The Development of Generosity
By Claire Andre and Manuel Velasquez
Out nation's blood supply is sustained entirely by voluntary
donations, yet fewer than 5% of Americans eligible to give blood
do so each year. Why so few? Among other reasons, donating blood
involves obvious costs time, some pain, and occasionally unpleasant
or physically harmful consequences ranging from nausea to blood
Perhaps the more interesting question is "why so many?" In
other words, why would anyone donate blood? This was the question
that intrigued Richard Titmuss, author of the widely-acclaimed
book, The Gift Relationship. In this book, Titmuss examines
the role of altruism in society as it's manifest in voluntary
blood supply systems, and highlights the characteristics of
voluntary blood donation that distinguish it as a unique form
of altruistic behavior, distinct from other forms of exchange
in a market-oriented society:
In the gift of blood . . . there is the absence of tangible
immediate rewards in monetary or non-monetary forms; the absence
of penalties, financial or otherwise, and the knowledge among
donors that their donations are for unnamed strangers without
distinctions of age, sex, medical condition, income, class,
religion, or ethnic group.... How can they and do they learn
to give to unnamed strangers?
How, indeed, do people learn to give? According to the philosopher
Aristotle, the generosity displayed by blood donors, like other
"virtues," is learned over time. That is, one becomes generous
or otherwise virtuous by repeatedly performing generous or virtuous
We acquire virtues first by acting, just as we do in the
case of acquiring crafts.... for example, by building we become
builders, by playing the Iyre, Iyre players. And so too, webecome
just by doing just actions, and temperate by doing temperate
actions and brave by doing brave actions.
Moreover, Aristotle argued, the motivation behind virtuous
acts changes over time. A young person, for example, acts virtuously
initially only because he or she is subjected to external pressures
or rewards, such as the praise of others. But as the person
acquires a virtue, the person develops a sense of ease and delight
in acting virtuously. The virtuous person is moved by an internal
motivation, engaging in virtue for its own sake.

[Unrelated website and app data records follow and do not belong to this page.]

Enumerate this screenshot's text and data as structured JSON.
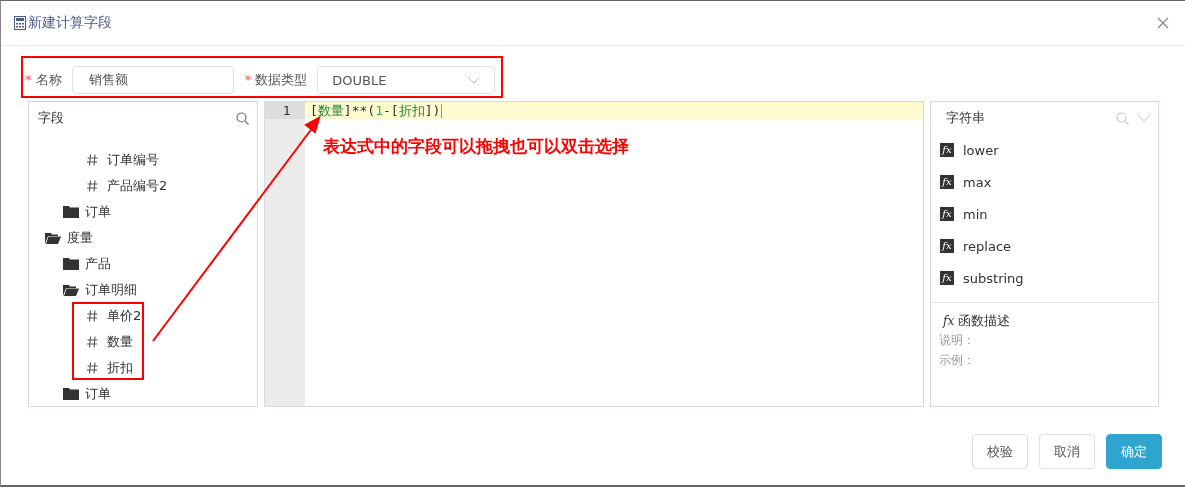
{
  "dialog": {
    "title": "新建计算字段"
  },
  "form": {
    "required_mark": "*",
    "name_label": "名称",
    "name_value": "销售额",
    "type_label": "数据类型",
    "type_value": "DOUBLE"
  },
  "fields_panel": {
    "title": "字段",
    "tree": [
      {
        "children": [
          {
            "children": [
              {
                "kind": "field",
                "label": "订单编号"
              },
              {
                "kind": "field",
                "label": "产品编号2"
              }
            ]
          },
          {
            "kind": "folder",
            "label": "订单",
            "expanded": false
          }
        ]
      },
      {
        "kind": "folder",
        "label": "度量",
        "expanded": true,
        "children": [
          {
            "kind": "folder",
            "label": "产品",
            "expanded": false
          },
          {
            "kind": "folder",
            "label": "订单明细",
            "expanded": true,
            "children": [
              {
                "kind": "field",
                "label": "单价2"
              },
              {
                "kind": "field",
                "label": "数量"
              },
              {
                "kind": "field",
                "label": "折扣"
              }
            ]
          },
          {
            "kind": "folder",
            "label": "订单",
            "expanded": false
          }
        ]
      }
    ]
  },
  "editor": {
    "line_number": "1",
    "tokens": [
      {
        "kind": "op",
        "text": "["
      },
      {
        "kind": "field",
        "text": "数量"
      },
      {
        "kind": "op",
        "text": "]**("
      },
      {
        "kind": "number",
        "text": "1"
      },
      {
        "kind": "op",
        "text": "-["
      },
      {
        "kind": "field",
        "text": "折扣"
      },
      {
        "kind": "op",
        "text": "])"
      }
    ]
  },
  "functions_panel": {
    "category": "字符串",
    "functions": [
      {
        "badge": "fx",
        "name": "lower"
      },
      {
        "badge": "fx",
        "name": "max"
      },
      {
        "badge": "fx",
        "name": "min"
      },
      {
        "badge": "fx",
        "name": "replace"
      },
      {
        "badge": "fx",
        "name": "substring"
      }
    ],
    "description": {
      "badge": "fx",
      "title": "函数描述",
      "explain_label": "说明：",
      "example_label": "示例："
    }
  },
  "annotation": {
    "text": "表达式中的字段可以拖拽也可以双击选择"
  },
  "buttons": [
    {
      "label": "校验",
      "primary": false
    },
    {
      "label": "取消",
      "primary": false
    },
    {
      "label": "确定",
      "primary": true
    }
  ]
}
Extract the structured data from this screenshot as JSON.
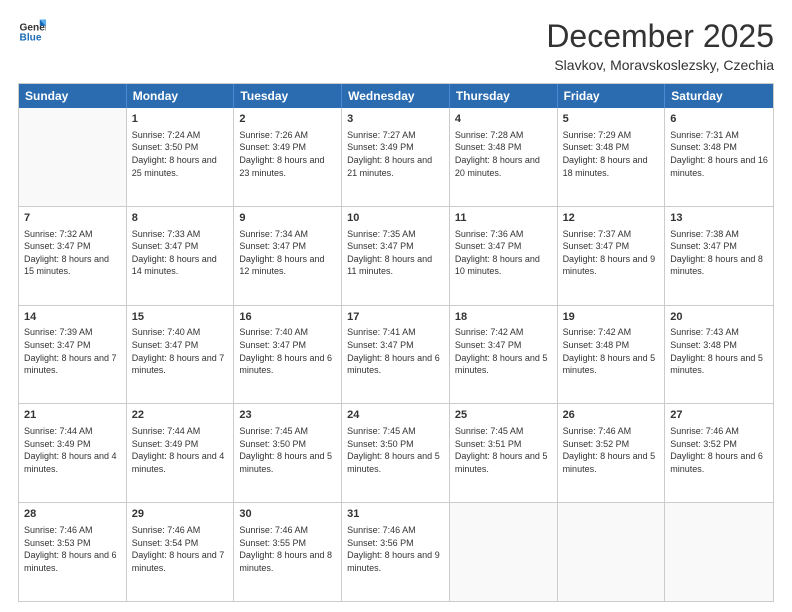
{
  "logo": {
    "line1": "General",
    "line2": "Blue"
  },
  "header": {
    "month": "December 2025",
    "location": "Slavkov, Moravskoslezsky, Czechia"
  },
  "weekdays": [
    "Sunday",
    "Monday",
    "Tuesday",
    "Wednesday",
    "Thursday",
    "Friday",
    "Saturday"
  ],
  "rows": [
    [
      {
        "day": "",
        "sunrise": "",
        "sunset": "",
        "daylight": ""
      },
      {
        "day": "1",
        "sunrise": "Sunrise: 7:24 AM",
        "sunset": "Sunset: 3:50 PM",
        "daylight": "Daylight: 8 hours and 25 minutes."
      },
      {
        "day": "2",
        "sunrise": "Sunrise: 7:26 AM",
        "sunset": "Sunset: 3:49 PM",
        "daylight": "Daylight: 8 hours and 23 minutes."
      },
      {
        "day": "3",
        "sunrise": "Sunrise: 7:27 AM",
        "sunset": "Sunset: 3:49 PM",
        "daylight": "Daylight: 8 hours and 21 minutes."
      },
      {
        "day": "4",
        "sunrise": "Sunrise: 7:28 AM",
        "sunset": "Sunset: 3:48 PM",
        "daylight": "Daylight: 8 hours and 20 minutes."
      },
      {
        "day": "5",
        "sunrise": "Sunrise: 7:29 AM",
        "sunset": "Sunset: 3:48 PM",
        "daylight": "Daylight: 8 hours and 18 minutes."
      },
      {
        "day": "6",
        "sunrise": "Sunrise: 7:31 AM",
        "sunset": "Sunset: 3:48 PM",
        "daylight": "Daylight: 8 hours and 16 minutes."
      }
    ],
    [
      {
        "day": "7",
        "sunrise": "Sunrise: 7:32 AM",
        "sunset": "Sunset: 3:47 PM",
        "daylight": "Daylight: 8 hours and 15 minutes."
      },
      {
        "day": "8",
        "sunrise": "Sunrise: 7:33 AM",
        "sunset": "Sunset: 3:47 PM",
        "daylight": "Daylight: 8 hours and 14 minutes."
      },
      {
        "day": "9",
        "sunrise": "Sunrise: 7:34 AM",
        "sunset": "Sunset: 3:47 PM",
        "daylight": "Daylight: 8 hours and 12 minutes."
      },
      {
        "day": "10",
        "sunrise": "Sunrise: 7:35 AM",
        "sunset": "Sunset: 3:47 PM",
        "daylight": "Daylight: 8 hours and 11 minutes."
      },
      {
        "day": "11",
        "sunrise": "Sunrise: 7:36 AM",
        "sunset": "Sunset: 3:47 PM",
        "daylight": "Daylight: 8 hours and 10 minutes."
      },
      {
        "day": "12",
        "sunrise": "Sunrise: 7:37 AM",
        "sunset": "Sunset: 3:47 PM",
        "daylight": "Daylight: 8 hours and 9 minutes."
      },
      {
        "day": "13",
        "sunrise": "Sunrise: 7:38 AM",
        "sunset": "Sunset: 3:47 PM",
        "daylight": "Daylight: 8 hours and 8 minutes."
      }
    ],
    [
      {
        "day": "14",
        "sunrise": "Sunrise: 7:39 AM",
        "sunset": "Sunset: 3:47 PM",
        "daylight": "Daylight: 8 hours and 7 minutes."
      },
      {
        "day": "15",
        "sunrise": "Sunrise: 7:40 AM",
        "sunset": "Sunset: 3:47 PM",
        "daylight": "Daylight: 8 hours and 7 minutes."
      },
      {
        "day": "16",
        "sunrise": "Sunrise: 7:40 AM",
        "sunset": "Sunset: 3:47 PM",
        "daylight": "Daylight: 8 hours and 6 minutes."
      },
      {
        "day": "17",
        "sunrise": "Sunrise: 7:41 AM",
        "sunset": "Sunset: 3:47 PM",
        "daylight": "Daylight: 8 hours and 6 minutes."
      },
      {
        "day": "18",
        "sunrise": "Sunrise: 7:42 AM",
        "sunset": "Sunset: 3:47 PM",
        "daylight": "Daylight: 8 hours and 5 minutes."
      },
      {
        "day": "19",
        "sunrise": "Sunrise: 7:42 AM",
        "sunset": "Sunset: 3:48 PM",
        "daylight": "Daylight: 8 hours and 5 minutes."
      },
      {
        "day": "20",
        "sunrise": "Sunrise: 7:43 AM",
        "sunset": "Sunset: 3:48 PM",
        "daylight": "Daylight: 8 hours and 5 minutes."
      }
    ],
    [
      {
        "day": "21",
        "sunrise": "Sunrise: 7:44 AM",
        "sunset": "Sunset: 3:49 PM",
        "daylight": "Daylight: 8 hours and 4 minutes."
      },
      {
        "day": "22",
        "sunrise": "Sunrise: 7:44 AM",
        "sunset": "Sunset: 3:49 PM",
        "daylight": "Daylight: 8 hours and 4 minutes."
      },
      {
        "day": "23",
        "sunrise": "Sunrise: 7:45 AM",
        "sunset": "Sunset: 3:50 PM",
        "daylight": "Daylight: 8 hours and 5 minutes."
      },
      {
        "day": "24",
        "sunrise": "Sunrise: 7:45 AM",
        "sunset": "Sunset: 3:50 PM",
        "daylight": "Daylight: 8 hours and 5 minutes."
      },
      {
        "day": "25",
        "sunrise": "Sunrise: 7:45 AM",
        "sunset": "Sunset: 3:51 PM",
        "daylight": "Daylight: 8 hours and 5 minutes."
      },
      {
        "day": "26",
        "sunrise": "Sunrise: 7:46 AM",
        "sunset": "Sunset: 3:52 PM",
        "daylight": "Daylight: 8 hours and 5 minutes."
      },
      {
        "day": "27",
        "sunrise": "Sunrise: 7:46 AM",
        "sunset": "Sunset: 3:52 PM",
        "daylight": "Daylight: 8 hours and 6 minutes."
      }
    ],
    [
      {
        "day": "28",
        "sunrise": "Sunrise: 7:46 AM",
        "sunset": "Sunset: 3:53 PM",
        "daylight": "Daylight: 8 hours and 6 minutes."
      },
      {
        "day": "29",
        "sunrise": "Sunrise: 7:46 AM",
        "sunset": "Sunset: 3:54 PM",
        "daylight": "Daylight: 8 hours and 7 minutes."
      },
      {
        "day": "30",
        "sunrise": "Sunrise: 7:46 AM",
        "sunset": "Sunset: 3:55 PM",
        "daylight": "Daylight: 8 hours and 8 minutes."
      },
      {
        "day": "31",
        "sunrise": "Sunrise: 7:46 AM",
        "sunset": "Sunset: 3:56 PM",
        "daylight": "Daylight: 8 hours and 9 minutes."
      },
      {
        "day": "",
        "sunrise": "",
        "sunset": "",
        "daylight": ""
      },
      {
        "day": "",
        "sunrise": "",
        "sunset": "",
        "daylight": ""
      },
      {
        "day": "",
        "sunrise": "",
        "sunset": "",
        "daylight": ""
      }
    ]
  ]
}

Since Titmuss' book, several studies have explored the motives
behind commitment to regular blood donation, and these studies
have tended to confirm the traditional theories of Aristotle.
In one study, Ernie Lightman, a professor at the University
of Toronto, sent detailed questionnaires to nearly 2000 voluntary
blood donors. Lightman found that, initially, the decision to
donate blood was likely to be motivated by external factors,
such as the convenience of a clinic or an appeal from a blood
drive, as well as by internal factors, such as a general desire
to help others. But, he writes:
With the passage of time . . . the key motivators became
increasingly phrased in moral language. Ideas such as a sense
of duty and support for the work of the Red Cross, along with
a general desire to help„motives which may be described as
strongly internal to the respondent„assumed an increasingly
important role as motivators. Though the general location
of clinics remained important, other 'external' motivators„in
particular peer pressure„became relatively insignificant.
With repeated performance of a voluntary act over time, the
sense of personal, moral obligation assumed increasing importance.
Similar findings were reported by researchers at the University
of Wisconsin, who observed that the motivations of blood donors
developed and changed over time. The results of their studies
revealed that the greater the number of donations reported by
donors, the less likely donors were to say that they gave so
as not to disappoint others, and the more likely donors were
to report that they were motivated by a sense of moral obligation
and responsibility to the community. Whereas external motivations,
such as social pressure, were likely to prompt the initial decision
to donate, it was internal motivations, such as a sense of moral
obligation, that maintained the behavior over time.
While the motives of blood donors are admittedly complex,
these studies may suggest one answer to Titmuss' question, "how
do they learn to give?" Donors learn to give by giving. Moreover,
learning to give in one context may carry over into other contexts.
Several studies, for example, have found that active blood donors
are more likely to engage in volunteer work or to make charitable
contributions than non-donors. Perhaps Aristotle was right:
virtue is a learned habit.
Aristotle. The Nicomachean Ethics. (F. H. Peters, trans.)
London: Kegan Paul, Trench, Treubner & Co., Ltd., 1891.
Lightman, E. "Continuity in social policy behaviors: The case
of voluntary blood donorship." Journal of Social Policy,
1981,10 (1), pp. 53-79.
Piliavin, J. A., Evans, D. E., & Callero, P. "Learning to
'give to unnamed strangers': The process of commitment to regular
blood donation." In E. Staub, et al., (Eds.), Development
and maintenance of prosocial behavior: International perspectives
on positive morality. New York: Plenum Press, 1984.
Piliavin, J. "Why do they give the gift of life? A review
of research on blood donors since 1977." Transfusion,
1990, 30 (5), pp. 444-459.
Titmuss, R. M. The gift relationship: From human blood
to social policy. New York: Vintage Books, 1971.